# [What you should do]
Every entry must come back exactly as it was written.

# [Entries taken from a collection]
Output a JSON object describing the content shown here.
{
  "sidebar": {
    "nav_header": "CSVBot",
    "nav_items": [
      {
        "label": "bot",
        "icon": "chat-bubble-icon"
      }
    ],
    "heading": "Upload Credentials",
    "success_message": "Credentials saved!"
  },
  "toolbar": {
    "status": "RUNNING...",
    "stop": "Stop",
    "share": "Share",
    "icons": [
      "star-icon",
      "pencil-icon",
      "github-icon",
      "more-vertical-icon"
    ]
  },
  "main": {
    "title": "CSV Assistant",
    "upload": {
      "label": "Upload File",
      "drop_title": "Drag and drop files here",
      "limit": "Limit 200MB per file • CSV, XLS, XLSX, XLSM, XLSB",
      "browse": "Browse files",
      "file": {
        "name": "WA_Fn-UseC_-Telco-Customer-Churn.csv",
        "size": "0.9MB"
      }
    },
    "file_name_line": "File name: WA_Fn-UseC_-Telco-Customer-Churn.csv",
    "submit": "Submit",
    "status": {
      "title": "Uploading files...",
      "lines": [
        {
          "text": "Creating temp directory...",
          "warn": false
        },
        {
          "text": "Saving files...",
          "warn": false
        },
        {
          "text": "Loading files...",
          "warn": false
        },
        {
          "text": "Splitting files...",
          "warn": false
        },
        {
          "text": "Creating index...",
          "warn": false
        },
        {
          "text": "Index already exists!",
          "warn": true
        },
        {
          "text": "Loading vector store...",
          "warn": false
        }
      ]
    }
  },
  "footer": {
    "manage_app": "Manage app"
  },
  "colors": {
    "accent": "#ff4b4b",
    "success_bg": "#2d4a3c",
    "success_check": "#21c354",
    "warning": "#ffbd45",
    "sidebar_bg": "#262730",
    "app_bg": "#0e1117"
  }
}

# [Task response]
Output a JSON object describing the content shown here.
{
  "sidebar": {
    "nav_header": "CSVBot",
    "nav_items": [
      {
        "label": "bot",
        "icon": "chat-bubble-icon"
      }
    ],
    "heading": "Upload Credentials",
    "success_message": "Credentials saved!"
  },
  "toolbar": {
    "status": "RUNNING...",
    "stop": "Stop",
    "share": "Share",
    "icons": [
      "star-icon",
      "pencil-icon",
      "github-icon",
      "more-vertical-icon"
    ]
  },
  "main": {
    "title": "CSV Assistant",
    "upload": {
      "label": "Upload File",
      "drop_title": "Drag and drop files here",
      "limit": "Limit 200MB per file • CSV, XLS, XLSX, XLSM, XLSB",
      "browse": "Browse files",
      "file": {
        "name": "WA_Fn-UseC_-Telco-Customer-Churn.csv",
        "size": "0.9MB"
      }
    },
    "file_name_line": "File name: WA_Fn-UseC_-Telco-Customer-Churn.csv",
    "submit": "Submit",
    "status": {
      "title": "Uploading files...",
      "lines": [
        {
          "text": "Creating temp directory...",
          "warn": false
        },
        {
          "text": "Saving files...",
          "warn": false
        },
        {
          "text": "Loading files...",
          "warn": false
        },
        {
          "text": "Splitting files...",
          "warn": false
        },
        {
          "text": "Creating index...",
          "warn": false
        },
        {
          "text": "Index already exists!",
          "warn": true
        },
        {
          "text": "Loading vector store...",
          "warn": false
        }
      ]
    }
  },
  "footer": {
    "manage_app": "Manage app"
  },
  "colors": {
    "accent": "#ff4b4b",
    "success_bg": "#2d4a3c",
    "success_check": "#21c354",
    "warning": "#ffbd45",
    "sidebar_bg": "#262730",
    "app_bg": "#0e1117"
  }
}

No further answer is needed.